What do you think it is about brain injury that makes the suicide risk so great?: “Well, you wake up one day and you’re not who you were. You don’t click with anyone anymore. Even when your relationships are good, your family falls apart because you’re somebody different. Your friends no longer like hanging out with you because you don’t like to do the same things, whatever reasons. I only kept a half a dozen friends. I had hundreds of friends that I thought were friends. I got a handful of them that are left. I got all new friends, better, true friends but just to feel like you’re going crazy, and you’re not going crazy.”
She can see two people talking and she’ll think they’re, they’re talking about her, where me it doesn’t bother me, is the biggest issue. She, self-esteem is a big issue with her.
Her husband explains her self esteem issues; “She feels incompetent or that people are going to think less of her because in her words, they’re going to think I’m stupid, is what she tells me; they’re going to think I’m stupid, and I’m like no they’re not, but that really weighs on her, you know?”
Gina explains that since her accident she has lower self esteem; “Absolutely, yeah. I don’t, I don’t think I’m good enough for a lot of things. I don’t volunteer for, I used to be involved in the schools, the Boy Scouts, this Elizabeth ministry which is with women that have had kids with, that are gravely ill, kids that have lost children or kids or women that have had miscarriages because I’ve had three miscarriages. I completely quit that because I can’t take on anyone’s problems. I don’t feel like I’m saying the right thing. I don’t feel like I’m helping anymore and I don’t volunteer for anything, just nothing.”
Let’s talk about the highs and lows emotionally over the last eight years. What’s the lowest that you’ve been emotionally?: “Well I’ve never thought I’m not going to be here, as far as I would take my own life, but I have wondered why in the heck am I even here, because so many things go wrong against me all at the same time, and you’re like why is it that I survived only to experience all this bad stuff all the time? So that’s the low point.” Has that low point been there periodically or was it just in the first six months?: “No I, it’s periodically. I mean, but the thing about now, nowadays periodically might be from the low point of, you know, being taken advantage of as opposed to your own difficulties internally. After having experienced all the internal difficulties of dealing with your own disability and body and everything and mind, you realize that you might have to always deal with that.”
Do you feel the same emotional connection to her that you did? You described a cognitive level, how much you appreciate her, but do you think you feel the same emotional attachment to her, like you did before?
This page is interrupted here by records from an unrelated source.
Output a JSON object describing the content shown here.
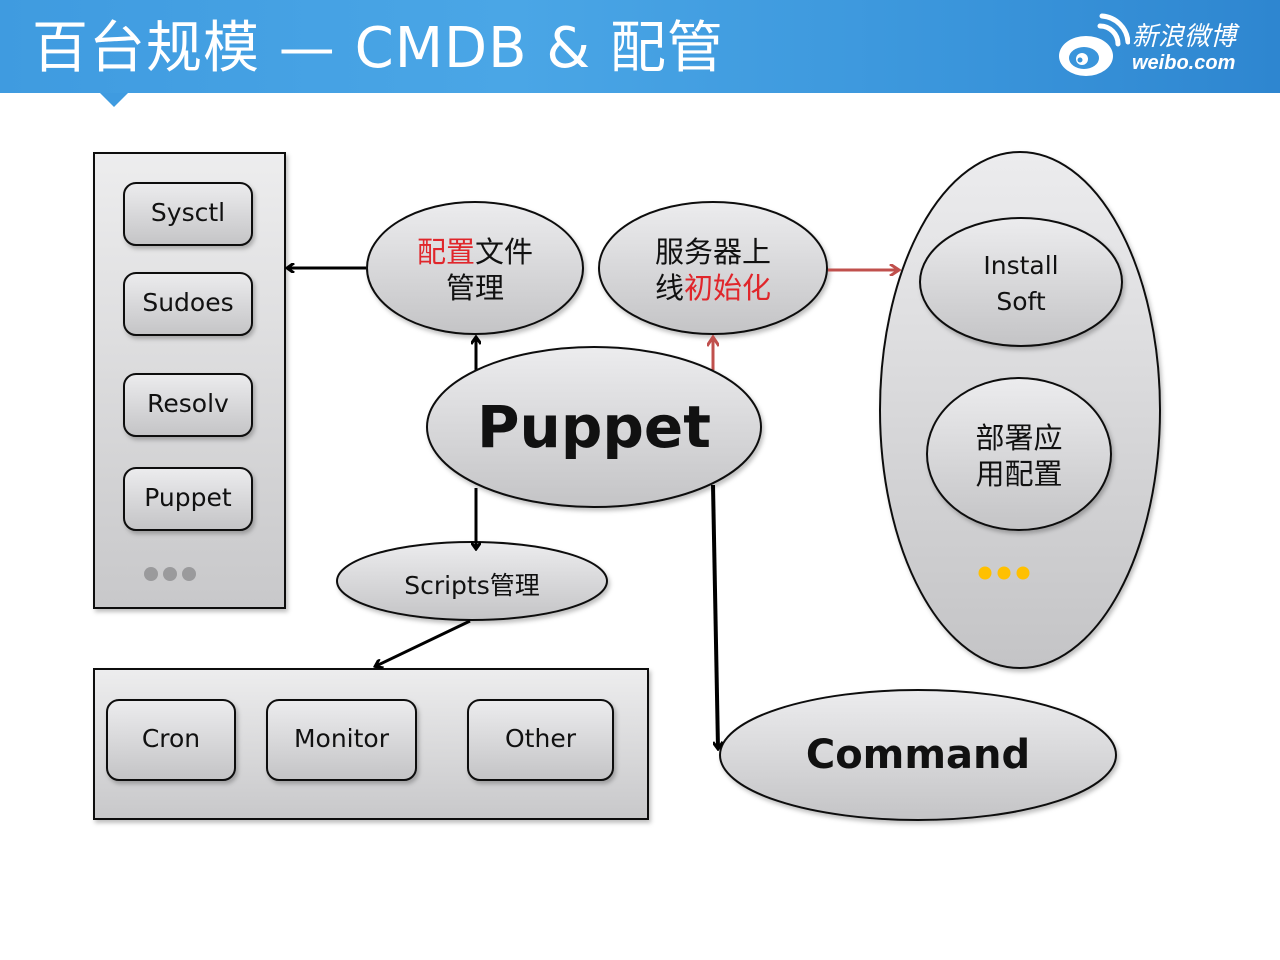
{
  "header": {
    "title": "百台规模 — CMDB & 配管",
    "logo": {
      "icon": "weibo-eye-icon",
      "name_cn": "新浪微博",
      "domain": "weibo.com"
    }
  },
  "colors": {
    "header_blue": "#3f9be0",
    "node_fill": "#d6d6d8",
    "red_text": "#e0262b",
    "red_arrow": "#c0504d",
    "ellipsis_gray": "#9a9a9c",
    "ellipsis_yellow": "#ffc000"
  },
  "diagram": {
    "config_modules": {
      "items": [
        "Sysctl",
        "Sudoes",
        "Resolv",
        "Puppet"
      ],
      "more": "…"
    },
    "config_file_mgmt": {
      "line1_red": "配置",
      "line1_black": "文件",
      "line2": "管理"
    },
    "server_init": {
      "line1": "服务器上",
      "line2_black": "线",
      "line2_red": "初始化"
    },
    "puppet": {
      "label": "Puppet"
    },
    "scripts_mgmt": {
      "label": "Scripts管理"
    },
    "script_modules": {
      "items": [
        "Cron",
        "Monitor",
        "Other"
      ]
    },
    "deploy_group": {
      "install_soft": {
        "line1": "Install",
        "line2": "Soft"
      },
      "deploy_app_config": {
        "line1": "部署应",
        "line2": "用配置"
      },
      "more": "…"
    },
    "command": {
      "label": "Command"
    },
    "edges": [
      {
        "from": "puppet",
        "to": "config_file_mgmt",
        "color": "black"
      },
      {
        "from": "config_file_mgmt",
        "to": "config_modules",
        "color": "black"
      },
      {
        "from": "puppet",
        "to": "server_init",
        "color": "red"
      },
      {
        "from": "server_init",
        "to": "deploy_group",
        "color": "red"
      },
      {
        "from": "puppet",
        "to": "scripts_mgmt",
        "color": "black"
      },
      {
        "from": "scripts_mgmt",
        "to": "script_modules",
        "color": "black"
      },
      {
        "from": "puppet",
        "to": "command",
        "color": "black"
      }
    ]
  }
}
Has it changed?: “I think it’s enhanced. Waking up in the hospital and seeing her seeing her there and saying to myself oh good, and then passing back out. It’s having somebody like that is, what would I do without her? I mean I’ve gone through some painful headaches that were very suicidal. And we do have guns, we do have a license, and I was looking at her sleeping and looking at the gun next to her, and I had to ask her to hide the guns. I was in so much pain and, and it just, you know.”